PROBLEM TO SOLVE ::
Read through the data, and wherever a line holds the word "thumbs", write that line out.
------ RECORDS PROVIDED ------
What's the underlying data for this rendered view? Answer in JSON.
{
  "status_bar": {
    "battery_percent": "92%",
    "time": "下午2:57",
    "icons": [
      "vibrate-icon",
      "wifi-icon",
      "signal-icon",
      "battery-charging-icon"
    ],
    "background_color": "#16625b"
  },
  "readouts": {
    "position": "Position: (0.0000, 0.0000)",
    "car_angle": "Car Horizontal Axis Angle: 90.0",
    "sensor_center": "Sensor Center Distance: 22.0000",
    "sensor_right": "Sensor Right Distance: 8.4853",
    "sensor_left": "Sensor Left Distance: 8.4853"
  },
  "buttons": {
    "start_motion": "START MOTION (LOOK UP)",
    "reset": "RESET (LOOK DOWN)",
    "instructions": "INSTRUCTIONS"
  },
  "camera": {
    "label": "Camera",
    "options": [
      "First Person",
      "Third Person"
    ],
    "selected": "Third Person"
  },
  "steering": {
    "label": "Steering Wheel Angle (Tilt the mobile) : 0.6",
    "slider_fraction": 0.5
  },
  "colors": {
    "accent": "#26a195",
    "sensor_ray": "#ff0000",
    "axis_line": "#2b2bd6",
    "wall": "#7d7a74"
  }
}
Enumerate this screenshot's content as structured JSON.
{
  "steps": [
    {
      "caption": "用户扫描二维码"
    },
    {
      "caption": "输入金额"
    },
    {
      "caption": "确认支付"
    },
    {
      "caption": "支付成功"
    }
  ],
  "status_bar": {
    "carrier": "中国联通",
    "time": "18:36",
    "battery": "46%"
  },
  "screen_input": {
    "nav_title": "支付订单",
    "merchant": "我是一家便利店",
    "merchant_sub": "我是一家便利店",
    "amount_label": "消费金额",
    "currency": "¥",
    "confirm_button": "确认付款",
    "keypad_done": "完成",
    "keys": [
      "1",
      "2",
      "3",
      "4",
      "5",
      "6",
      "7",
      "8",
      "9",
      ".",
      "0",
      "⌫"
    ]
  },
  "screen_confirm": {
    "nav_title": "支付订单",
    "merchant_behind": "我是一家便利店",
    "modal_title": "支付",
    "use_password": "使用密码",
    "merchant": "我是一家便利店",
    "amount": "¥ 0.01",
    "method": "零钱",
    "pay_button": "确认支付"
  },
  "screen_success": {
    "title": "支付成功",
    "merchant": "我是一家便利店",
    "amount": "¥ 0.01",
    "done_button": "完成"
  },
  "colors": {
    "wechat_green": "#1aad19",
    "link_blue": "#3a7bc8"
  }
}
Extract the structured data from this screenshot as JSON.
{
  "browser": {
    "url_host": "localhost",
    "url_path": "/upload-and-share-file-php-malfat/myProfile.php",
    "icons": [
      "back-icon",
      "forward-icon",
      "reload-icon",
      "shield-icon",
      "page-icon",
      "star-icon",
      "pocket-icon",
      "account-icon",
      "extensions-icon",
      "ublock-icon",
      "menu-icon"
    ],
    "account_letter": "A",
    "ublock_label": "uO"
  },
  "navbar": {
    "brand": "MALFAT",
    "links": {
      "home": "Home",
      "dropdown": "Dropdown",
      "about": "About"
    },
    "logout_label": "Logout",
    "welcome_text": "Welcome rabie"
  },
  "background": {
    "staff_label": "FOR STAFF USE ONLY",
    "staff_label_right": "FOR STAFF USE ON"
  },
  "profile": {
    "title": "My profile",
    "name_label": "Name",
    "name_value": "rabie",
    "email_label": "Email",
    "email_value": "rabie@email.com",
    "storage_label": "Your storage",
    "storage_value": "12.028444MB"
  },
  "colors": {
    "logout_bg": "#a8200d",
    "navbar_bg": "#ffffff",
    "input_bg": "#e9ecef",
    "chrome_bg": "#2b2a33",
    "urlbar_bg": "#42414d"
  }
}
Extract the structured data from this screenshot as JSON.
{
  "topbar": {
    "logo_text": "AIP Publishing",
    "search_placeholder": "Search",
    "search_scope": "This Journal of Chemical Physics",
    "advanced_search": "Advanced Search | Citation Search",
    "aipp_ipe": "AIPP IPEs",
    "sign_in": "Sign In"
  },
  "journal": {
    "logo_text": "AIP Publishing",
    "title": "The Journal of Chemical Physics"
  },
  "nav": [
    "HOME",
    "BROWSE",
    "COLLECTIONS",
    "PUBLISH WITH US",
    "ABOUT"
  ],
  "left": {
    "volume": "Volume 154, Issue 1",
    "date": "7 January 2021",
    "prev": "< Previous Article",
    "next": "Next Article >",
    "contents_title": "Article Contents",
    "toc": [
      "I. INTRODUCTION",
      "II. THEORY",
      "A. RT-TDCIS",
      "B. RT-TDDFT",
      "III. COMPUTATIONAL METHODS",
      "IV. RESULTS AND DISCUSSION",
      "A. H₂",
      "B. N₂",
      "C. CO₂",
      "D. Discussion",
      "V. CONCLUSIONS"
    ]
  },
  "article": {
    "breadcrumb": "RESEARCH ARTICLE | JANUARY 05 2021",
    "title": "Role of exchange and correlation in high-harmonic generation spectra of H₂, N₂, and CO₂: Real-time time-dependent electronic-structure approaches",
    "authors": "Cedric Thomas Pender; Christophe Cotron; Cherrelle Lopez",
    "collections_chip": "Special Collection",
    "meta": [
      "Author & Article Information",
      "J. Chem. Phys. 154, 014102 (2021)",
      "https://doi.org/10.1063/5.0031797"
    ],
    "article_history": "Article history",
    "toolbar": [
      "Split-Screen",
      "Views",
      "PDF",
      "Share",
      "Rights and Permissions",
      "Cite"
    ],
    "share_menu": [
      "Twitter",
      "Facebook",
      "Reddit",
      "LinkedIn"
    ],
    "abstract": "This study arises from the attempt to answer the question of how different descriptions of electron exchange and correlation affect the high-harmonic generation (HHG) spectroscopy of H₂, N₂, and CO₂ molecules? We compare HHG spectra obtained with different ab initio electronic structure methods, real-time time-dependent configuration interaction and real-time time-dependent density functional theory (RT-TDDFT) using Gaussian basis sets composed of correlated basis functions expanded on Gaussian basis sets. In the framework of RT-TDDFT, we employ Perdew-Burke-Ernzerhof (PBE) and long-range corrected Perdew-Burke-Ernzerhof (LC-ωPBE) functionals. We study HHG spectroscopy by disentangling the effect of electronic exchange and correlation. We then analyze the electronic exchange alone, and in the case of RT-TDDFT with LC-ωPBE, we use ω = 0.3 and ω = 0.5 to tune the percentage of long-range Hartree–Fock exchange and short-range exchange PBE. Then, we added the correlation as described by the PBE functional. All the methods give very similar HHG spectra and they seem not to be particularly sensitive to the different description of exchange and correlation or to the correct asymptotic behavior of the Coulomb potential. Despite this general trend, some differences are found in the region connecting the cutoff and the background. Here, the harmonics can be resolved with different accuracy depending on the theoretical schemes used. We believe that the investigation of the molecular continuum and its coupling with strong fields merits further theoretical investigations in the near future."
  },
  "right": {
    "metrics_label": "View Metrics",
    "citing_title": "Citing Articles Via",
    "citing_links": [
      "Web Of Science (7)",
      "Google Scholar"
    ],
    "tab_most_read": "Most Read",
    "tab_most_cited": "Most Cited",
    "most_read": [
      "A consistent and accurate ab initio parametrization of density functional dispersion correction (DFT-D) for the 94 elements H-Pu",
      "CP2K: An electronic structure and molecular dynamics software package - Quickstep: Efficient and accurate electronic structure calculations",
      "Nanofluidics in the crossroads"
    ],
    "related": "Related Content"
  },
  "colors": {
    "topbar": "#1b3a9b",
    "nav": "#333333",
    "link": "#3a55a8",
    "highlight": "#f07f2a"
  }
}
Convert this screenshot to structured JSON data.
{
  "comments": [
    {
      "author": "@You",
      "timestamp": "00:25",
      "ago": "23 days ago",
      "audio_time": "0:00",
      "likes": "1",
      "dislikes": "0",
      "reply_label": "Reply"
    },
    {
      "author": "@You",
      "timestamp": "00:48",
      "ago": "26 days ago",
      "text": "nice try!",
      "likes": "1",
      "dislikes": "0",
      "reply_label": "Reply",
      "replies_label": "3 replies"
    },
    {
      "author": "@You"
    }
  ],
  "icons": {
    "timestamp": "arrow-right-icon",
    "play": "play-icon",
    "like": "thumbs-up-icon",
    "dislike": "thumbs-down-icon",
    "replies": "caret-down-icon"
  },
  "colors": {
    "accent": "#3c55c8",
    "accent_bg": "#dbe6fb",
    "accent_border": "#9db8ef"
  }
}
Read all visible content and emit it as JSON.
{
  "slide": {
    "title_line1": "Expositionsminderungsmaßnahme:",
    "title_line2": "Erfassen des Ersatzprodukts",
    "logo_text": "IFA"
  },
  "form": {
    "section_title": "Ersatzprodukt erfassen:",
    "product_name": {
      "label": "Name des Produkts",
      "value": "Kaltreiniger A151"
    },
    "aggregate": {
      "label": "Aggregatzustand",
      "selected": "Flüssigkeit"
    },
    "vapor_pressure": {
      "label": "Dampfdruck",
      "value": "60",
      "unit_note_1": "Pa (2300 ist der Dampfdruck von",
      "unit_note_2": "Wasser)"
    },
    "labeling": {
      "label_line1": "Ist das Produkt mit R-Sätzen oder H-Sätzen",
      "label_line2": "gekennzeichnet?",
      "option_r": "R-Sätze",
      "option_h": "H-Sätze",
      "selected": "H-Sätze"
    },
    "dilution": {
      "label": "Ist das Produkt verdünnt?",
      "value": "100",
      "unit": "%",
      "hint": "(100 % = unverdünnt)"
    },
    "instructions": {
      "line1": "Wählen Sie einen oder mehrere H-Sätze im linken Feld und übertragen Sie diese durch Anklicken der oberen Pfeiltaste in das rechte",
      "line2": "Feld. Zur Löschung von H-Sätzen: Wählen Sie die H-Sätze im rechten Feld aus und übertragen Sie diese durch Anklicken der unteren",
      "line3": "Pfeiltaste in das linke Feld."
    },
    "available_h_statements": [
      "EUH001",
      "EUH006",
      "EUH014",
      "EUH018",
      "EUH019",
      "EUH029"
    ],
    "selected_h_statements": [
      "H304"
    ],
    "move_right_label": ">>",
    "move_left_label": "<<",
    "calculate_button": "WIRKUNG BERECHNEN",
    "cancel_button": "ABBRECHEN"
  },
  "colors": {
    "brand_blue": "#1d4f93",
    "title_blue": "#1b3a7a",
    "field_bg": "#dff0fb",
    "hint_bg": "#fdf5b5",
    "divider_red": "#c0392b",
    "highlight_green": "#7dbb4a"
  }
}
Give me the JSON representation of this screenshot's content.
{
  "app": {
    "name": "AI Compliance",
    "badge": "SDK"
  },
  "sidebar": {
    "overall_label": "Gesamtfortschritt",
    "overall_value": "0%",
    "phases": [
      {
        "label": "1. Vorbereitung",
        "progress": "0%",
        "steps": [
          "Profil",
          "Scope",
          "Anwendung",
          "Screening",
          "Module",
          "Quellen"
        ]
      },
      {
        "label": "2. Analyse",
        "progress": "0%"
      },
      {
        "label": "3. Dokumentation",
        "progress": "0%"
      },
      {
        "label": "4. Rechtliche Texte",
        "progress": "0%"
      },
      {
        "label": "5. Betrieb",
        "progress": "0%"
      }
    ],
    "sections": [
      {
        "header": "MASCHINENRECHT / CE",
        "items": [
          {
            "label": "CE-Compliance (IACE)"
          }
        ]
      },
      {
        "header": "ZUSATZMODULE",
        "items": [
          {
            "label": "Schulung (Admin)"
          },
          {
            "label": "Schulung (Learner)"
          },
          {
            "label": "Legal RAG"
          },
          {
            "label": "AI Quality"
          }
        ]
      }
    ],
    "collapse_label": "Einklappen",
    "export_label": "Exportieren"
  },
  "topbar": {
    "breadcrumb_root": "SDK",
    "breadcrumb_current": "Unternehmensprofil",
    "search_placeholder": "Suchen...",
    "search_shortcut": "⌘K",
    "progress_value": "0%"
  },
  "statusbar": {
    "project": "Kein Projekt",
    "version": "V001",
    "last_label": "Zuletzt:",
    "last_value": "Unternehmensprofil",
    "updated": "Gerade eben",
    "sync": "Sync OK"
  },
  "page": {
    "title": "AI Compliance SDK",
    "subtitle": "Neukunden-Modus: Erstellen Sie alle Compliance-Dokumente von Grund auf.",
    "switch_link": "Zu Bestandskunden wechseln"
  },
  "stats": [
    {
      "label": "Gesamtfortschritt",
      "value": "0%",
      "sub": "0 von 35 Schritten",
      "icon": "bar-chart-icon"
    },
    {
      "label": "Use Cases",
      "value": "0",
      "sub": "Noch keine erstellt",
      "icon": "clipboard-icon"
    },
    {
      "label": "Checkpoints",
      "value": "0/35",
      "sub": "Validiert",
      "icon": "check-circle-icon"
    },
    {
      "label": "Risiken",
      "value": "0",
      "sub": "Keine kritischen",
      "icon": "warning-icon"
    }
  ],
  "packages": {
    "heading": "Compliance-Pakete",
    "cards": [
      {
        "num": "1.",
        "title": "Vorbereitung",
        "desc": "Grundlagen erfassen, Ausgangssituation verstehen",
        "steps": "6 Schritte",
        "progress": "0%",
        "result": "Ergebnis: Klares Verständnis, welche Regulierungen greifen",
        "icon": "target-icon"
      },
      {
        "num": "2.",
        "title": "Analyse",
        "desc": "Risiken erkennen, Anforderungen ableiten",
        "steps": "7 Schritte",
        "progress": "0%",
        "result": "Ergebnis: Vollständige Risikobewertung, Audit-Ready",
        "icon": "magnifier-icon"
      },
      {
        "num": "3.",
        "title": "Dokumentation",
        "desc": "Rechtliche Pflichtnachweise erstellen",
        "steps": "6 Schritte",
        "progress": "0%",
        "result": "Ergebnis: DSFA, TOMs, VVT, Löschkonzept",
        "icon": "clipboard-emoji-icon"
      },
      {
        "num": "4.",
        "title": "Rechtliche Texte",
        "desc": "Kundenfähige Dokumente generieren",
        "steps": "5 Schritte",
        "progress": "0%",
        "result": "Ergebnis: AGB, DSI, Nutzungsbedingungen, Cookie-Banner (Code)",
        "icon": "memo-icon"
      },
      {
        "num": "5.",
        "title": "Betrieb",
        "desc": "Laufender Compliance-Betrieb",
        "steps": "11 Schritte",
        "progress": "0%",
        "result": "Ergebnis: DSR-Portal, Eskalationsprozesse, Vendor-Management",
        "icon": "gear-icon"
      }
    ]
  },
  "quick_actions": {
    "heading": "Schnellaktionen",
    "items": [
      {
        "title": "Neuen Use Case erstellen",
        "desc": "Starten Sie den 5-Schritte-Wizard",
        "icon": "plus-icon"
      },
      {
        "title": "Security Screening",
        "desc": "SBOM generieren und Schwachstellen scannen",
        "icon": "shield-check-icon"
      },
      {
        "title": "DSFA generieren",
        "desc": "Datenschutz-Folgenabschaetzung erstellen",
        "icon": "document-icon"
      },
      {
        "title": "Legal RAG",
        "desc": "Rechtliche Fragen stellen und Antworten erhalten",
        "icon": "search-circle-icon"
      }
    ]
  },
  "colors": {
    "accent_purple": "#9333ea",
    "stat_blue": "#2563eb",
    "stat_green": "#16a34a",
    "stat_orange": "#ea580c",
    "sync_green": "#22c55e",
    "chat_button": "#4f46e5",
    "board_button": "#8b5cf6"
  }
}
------
ANSWER FOR THIS EXERCISE ::
    "like": "thumbs-up-icon",
    "dislike": "thumbs-down-icon",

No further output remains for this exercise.